The clinical results of using medial epicondylar osteotomies to correct varus deformities in total knee arthroplasties were investigated. Unlike the traditional method of subperiosteal stripping of tibial ligaments, this alternative does not damage ligaments. Between 1991 and 1996, the senior author performed medial epicondylar osteotomies in 80 patients (93 knees) with primary total knee arthroplasty; of these, 60 patients (70 knees) were available for 2− to 4-year followup. At followup, no patients reported knee instability. Mean varus and valgus stability measured 14.2 points (Knee Society scale, 0–15 points). The Knee Society clinical score was 93 points, compared with a preoperative score of 42 points. The mean range of motion at followup was 111°, compared with a preoperative mean of 101°. The postoperative tibiofemoral angle on full limb radiographs taken with the patient weightbearing averaged 7° valgus, compared with an average 6° varus preoperative angle. Ninety-five percent of the patients were satisfied and reported less pain and improved knee function. Bone union occurred in 54% of the knees and fibrous union occurred in 46%. Focal tenderness, restricted motion, or other symptoms were not associated with fibrous union.
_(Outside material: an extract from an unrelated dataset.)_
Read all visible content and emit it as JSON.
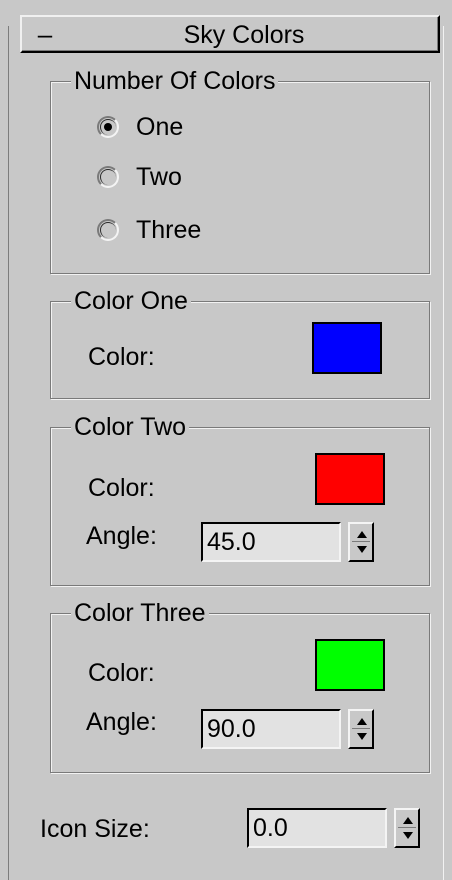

The results show that epicondylar osteotomy for varus knee deformity provides excellent patient satisfaction, knee stability, motion, and deformity correction.
From Anderson Orthopaedic Research Institute, Alexandria, VA.